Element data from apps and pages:
--- START ---
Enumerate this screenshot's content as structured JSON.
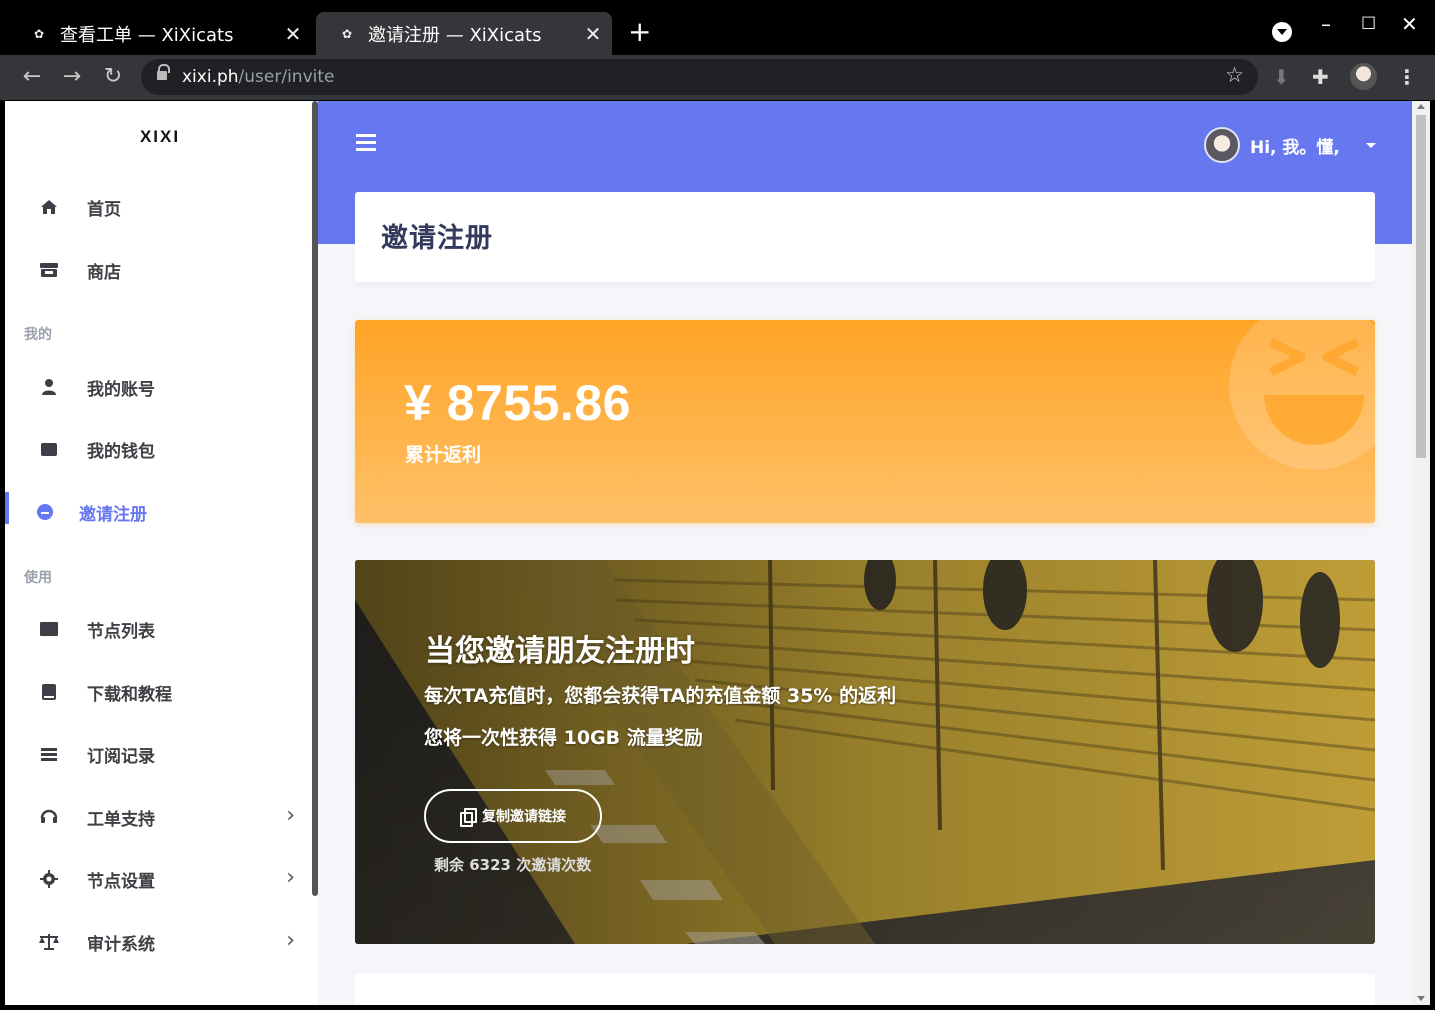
{
  "browser": {
    "tabs": [
      {
        "title": "查看工单 — XiXicats",
        "active": false
      },
      {
        "title": "邀请注册 — XiXicats",
        "active": true
      }
    ],
    "new_tab_label": "+",
    "url_host": "xixi.ph",
    "url_path": "/user/invite",
    "window_controls": {
      "minimize": "–",
      "maximize": "☐",
      "close": "✕"
    }
  },
  "sidebar": {
    "brand": "XIXI",
    "items": [
      {
        "label": "首页",
        "icon": "home-icon"
      },
      {
        "label": "商店",
        "icon": "store-icon"
      }
    ],
    "section_mine": "我的",
    "mine_items": [
      {
        "label": "我的账号",
        "icon": "user-icon"
      },
      {
        "label": "我的钱包",
        "icon": "wallet-icon"
      },
      {
        "label": "邀请注册",
        "icon": "smile-icon",
        "active": true
      }
    ],
    "section_use": "使用",
    "use_items": [
      {
        "label": "节点列表",
        "icon": "server-icon"
      },
      {
        "label": "下载和教程",
        "icon": "book-icon"
      },
      {
        "label": "订阅记录",
        "icon": "list-icon"
      },
      {
        "label": "工单支持",
        "icon": "headset-icon",
        "chevron": "›"
      },
      {
        "label": "节点设置",
        "icon": "cog-icon",
        "chevron": "›"
      },
      {
        "label": "审计系统",
        "icon": "balance-scale-icon",
        "chevron": "›"
      }
    ]
  },
  "header": {
    "greeting": "Hi, 我。懂,"
  },
  "page_title": "邀请注册",
  "rebate": {
    "amount": "¥ 8755.86",
    "label": "累计返利"
  },
  "invite": {
    "title": "当您邀请朋友注册时",
    "line1": "每次TA充值时，您都会获得TA的充值金额 35% 的返利",
    "line2": "您将一次性获得 10GB 流量奖励",
    "copy_button": "复制邀请链接",
    "remaining": "剩余 6323 次邀请次数"
  },
  "colors": {
    "primary": "#6777ef",
    "warning": "#ffa426",
    "page_bg": "#f4f6f9",
    "chrome_dark": "#35363a"
  }
}
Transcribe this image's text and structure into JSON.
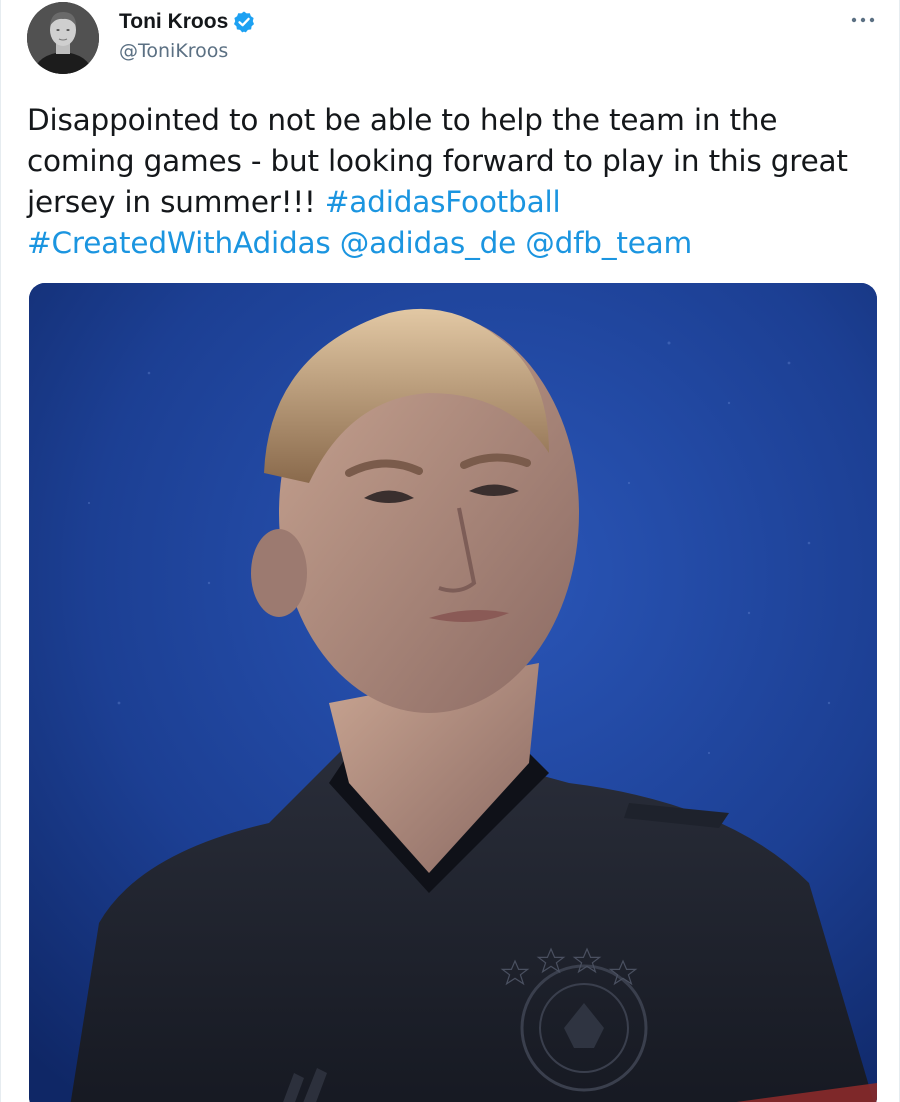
{
  "tweet": {
    "author": {
      "display_name": "Toni Kroos",
      "handle": "@ToniKroos",
      "verified": true,
      "avatar_icon": "profile-photo"
    },
    "more_icon": "more-options-icon",
    "text": {
      "plain_1": "Disappointed to not be able to help the team in the coming games - but looking forward to play in this great jersey in summer!!! ",
      "hashtag_1": "#adidasFootball",
      "hashtag_2": "#CreatedWithAdidas",
      "mention_1": "@adidas_de",
      "mention_2": "@dfb_team"
    },
    "media": {
      "type": "photo",
      "description_icon": "tweet-photo"
    },
    "colors": {
      "link": "#1b95e0",
      "text": "#14171a",
      "secondary": "#5b7083",
      "verified": "#1da1f2",
      "photo_background": "#1a3a8a"
    }
  }
}
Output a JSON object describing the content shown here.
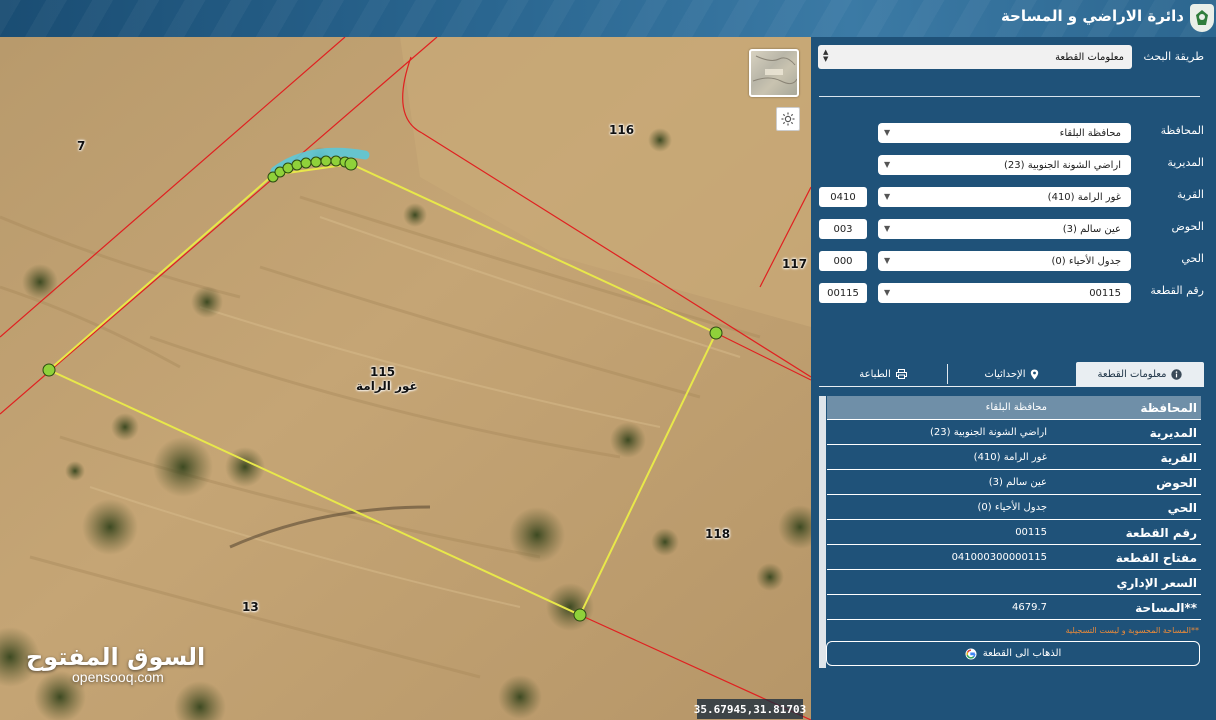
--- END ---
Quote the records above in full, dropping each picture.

:: ANSWER SECTION ::
Enumerate this screenshot's content as structured JSON.
{
  "browser": {
    "tabs": [
      {
        "title": "查看工单 — XiXicats",
        "active": false
      },
      {
        "title": "邀请注册 — XiXicats",
        "active": true
      }
    ],
    "new_tab_label": "+",
    "url_host": "xixi.ph",
    "url_path": "/user/invite",
    "window_controls": {
      "minimize": "–",
      "maximize": "☐",
      "close": "✕"
    }
  },
  "sidebar": {
    "brand": "XIXI",
    "items": [
      {
        "label": "首页",
        "icon": "home-icon"
      },
      {
        "label": "商店",
        "icon": "store-icon"
      }
    ],
    "section_mine": "我的",
    "mine_items": [
      {
        "label": "我的账号",
        "icon": "user-icon"
      },
      {
        "label": "我的钱包",
        "icon": "wallet-icon"
      },
      {
        "label": "邀请注册",
        "icon": "smile-icon",
        "active": true
      }
    ],
    "section_use": "使用",
    "use_items": [
      {
        "label": "节点列表",
        "icon": "server-icon"
      },
      {
        "label": "下载和教程",
        "icon": "book-icon"
      },
      {
        "label": "订阅记录",
        "icon": "list-icon"
      },
      {
        "label": "工单支持",
        "icon": "headset-icon",
        "chevron": "›"
      },
      {
        "label": "节点设置",
        "icon": "cog-icon",
        "chevron": "›"
      },
      {
        "label": "审计系统",
        "icon": "balance-scale-icon",
        "chevron": "›"
      }
    ]
  },
  "header": {
    "greeting": "Hi, 我。懂,"
  },
  "page_title": "邀请注册",
  "rebate": {
    "amount": "¥ 8755.86",
    "label": "累计返利"
  },
  "invite": {
    "title": "当您邀请朋友注册时",
    "line1": "每次TA充值时，您都会获得TA的充值金额 35% 的返利",
    "line2": "您将一次性获得 10GB 流量奖励",
    "copy_button": "复制邀请链接",
    "remaining": "剩余 6323 次邀请次数"
  },
  "colors": {
    "primary": "#6777ef",
    "warning": "#ffa426",
    "page_bg": "#f4f6f9",
    "chrome_dark": "#35363a"
  }
}
Transcribe this image's text and structure into JSON.
{
  "tweet": {
    "author": {
      "display_name": "Toni Kroos",
      "handle": "@ToniKroos",
      "verified": true,
      "avatar_icon": "profile-photo"
    },
    "more_icon": "more-options-icon",
    "text": {
      "plain_1": "Disappointed to not be able to help the team in the coming games - but looking forward to play in this great jersey in summer!!! ",
      "hashtag_1": "#adidasFootball",
      "hashtag_2": "#CreatedWithAdidas",
      "mention_1": "@adidas_de",
      "mention_2": "@dfb_team"
    },
    "media": {
      "type": "photo",
      "description_icon": "tweet-photo"
    },
    "colors": {
      "link": "#1b95e0",
      "text": "#14171a",
      "secondary": "#5b7083",
      "verified": "#1da1f2",
      "photo_background": "#1a3a8a"
    }
  }
}
Output a JSON object describing the content shown here.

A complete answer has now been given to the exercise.